• [Problem to work on] The whole listing is to be restated, character for character.

• [Dataset records]

▬▬▬

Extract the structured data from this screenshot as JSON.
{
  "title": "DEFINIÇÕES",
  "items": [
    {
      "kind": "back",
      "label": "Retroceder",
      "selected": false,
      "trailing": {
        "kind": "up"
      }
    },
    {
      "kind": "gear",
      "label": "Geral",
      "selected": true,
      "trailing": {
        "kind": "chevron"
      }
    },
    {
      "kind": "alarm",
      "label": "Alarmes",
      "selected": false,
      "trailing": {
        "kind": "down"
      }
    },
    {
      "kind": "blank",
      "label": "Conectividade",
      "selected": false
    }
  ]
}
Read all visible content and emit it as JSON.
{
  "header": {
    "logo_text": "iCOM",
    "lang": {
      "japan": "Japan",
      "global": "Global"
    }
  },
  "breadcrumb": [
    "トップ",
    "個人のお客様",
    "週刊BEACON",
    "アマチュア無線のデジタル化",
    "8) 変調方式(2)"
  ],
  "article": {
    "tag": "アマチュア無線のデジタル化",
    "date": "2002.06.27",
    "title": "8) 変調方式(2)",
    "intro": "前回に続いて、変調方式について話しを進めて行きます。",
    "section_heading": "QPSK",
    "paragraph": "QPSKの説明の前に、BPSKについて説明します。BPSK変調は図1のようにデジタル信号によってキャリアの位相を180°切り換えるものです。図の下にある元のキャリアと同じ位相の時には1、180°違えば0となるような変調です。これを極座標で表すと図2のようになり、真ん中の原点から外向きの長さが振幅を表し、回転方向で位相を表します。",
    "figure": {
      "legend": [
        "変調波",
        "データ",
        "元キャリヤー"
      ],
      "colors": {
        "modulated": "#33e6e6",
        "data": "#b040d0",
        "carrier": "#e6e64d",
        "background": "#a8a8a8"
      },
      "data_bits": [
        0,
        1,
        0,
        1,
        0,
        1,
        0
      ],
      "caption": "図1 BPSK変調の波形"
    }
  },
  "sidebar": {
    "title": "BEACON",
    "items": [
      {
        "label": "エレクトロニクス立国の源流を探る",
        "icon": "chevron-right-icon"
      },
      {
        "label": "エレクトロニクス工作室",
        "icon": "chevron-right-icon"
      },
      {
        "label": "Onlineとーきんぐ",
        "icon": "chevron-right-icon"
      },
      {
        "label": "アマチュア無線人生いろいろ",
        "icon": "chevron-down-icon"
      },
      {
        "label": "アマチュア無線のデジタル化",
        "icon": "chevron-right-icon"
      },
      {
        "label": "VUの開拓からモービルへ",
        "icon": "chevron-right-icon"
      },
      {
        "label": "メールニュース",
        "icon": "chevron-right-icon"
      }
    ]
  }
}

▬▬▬

• [Result]
Extract the structured data from this screenshot as JSON.
{
  "title": "DEFINIÇÕES",
  "items": [
    {
      "kind": "back",
      "label": "Retroceder",
      "selected": false,
      "trailing": {
        "kind": "up"
      }
    },
    {
      "kind": "gear",
      "label": "Geral",
      "selected": true,
      "trailing": {
        "kind": "chevron"
      }
    },
    {
      "kind": "alarm",
      "label": "Alarmes",
      "selected": false,
      "trailing": {
        "kind": "down"
      }
    },
    {
      "kind": "blank",
      "label": "Conectividade",
      "selected": false
    }
  ]
}
Read all visible content and emit it as JSON.
{
  "header": {
    "logo_text": "iCOM",
    "lang": {
      "japan": "Japan",
      "global": "Global"
    }
  },
  "breadcrumb": [
    "トップ",
    "個人のお客様",
    "週刊BEACON",
    "アマチュア無線のデジタル化",
    "8) 変調方式(2)"
  ],
  "article": {
    "tag": "アマチュア無線のデジタル化",
    "date": "2002.06.27",
    "title": "8) 変調方式(2)",
    "intro": "前回に続いて、変調方式について話しを進めて行きます。",
    "section_heading": "QPSK",
    "paragraph": "QPSKの説明の前に、BPSKについて説明します。BPSK変調は図1のようにデジタル信号によってキャリアの位相を180°切り換えるものです。図の下にある元のキャリアと同じ位相の時には1、180°違えば0となるような変調です。これを極座標で表すと図2のようになり、真ん中の原点から外向きの長さが振幅を表し、回転方向で位相を表します。",
    "figure": {
      "legend": [
        "変調波",
        "データ",
        "元キャリヤー"
      ],
      "colors": {
        "modulated": "#33e6e6",
        "data": "#b040d0",
        "carrier": "#e6e64d",
        "background": "#a8a8a8"
      },
      "data_bits": [
        0,
        1,
        0,
        1,
        0,
        1,
        0
      ],
      "caption": "図1 BPSK変調の波形"
    }
  },
  "sidebar": {
    "title": "BEACON",
    "items": [
      {
        "label": "エレクトロニクス立国の源流を探る",
        "icon": "chevron-right-icon"
      },
      {
        "label": "エレクトロニクス工作室",
        "icon": "chevron-right-icon"
      },
      {
        "label": "Onlineとーきんぐ",
        "icon": "chevron-right-icon"
      },
      {
        "label": "アマチュア無線人生いろいろ",
        "icon": "chevron-down-icon"
      },
      {
        "label": "アマチュア無線のデジタル化",
        "icon": "chevron-right-icon"
      },
      {
        "label": "VUの開拓からモービルへ",
        "icon": "chevron-right-icon"
      },
      {
        "label": "メールニュース",
        "icon": "chevron-right-icon"
      }
    ]
  }
}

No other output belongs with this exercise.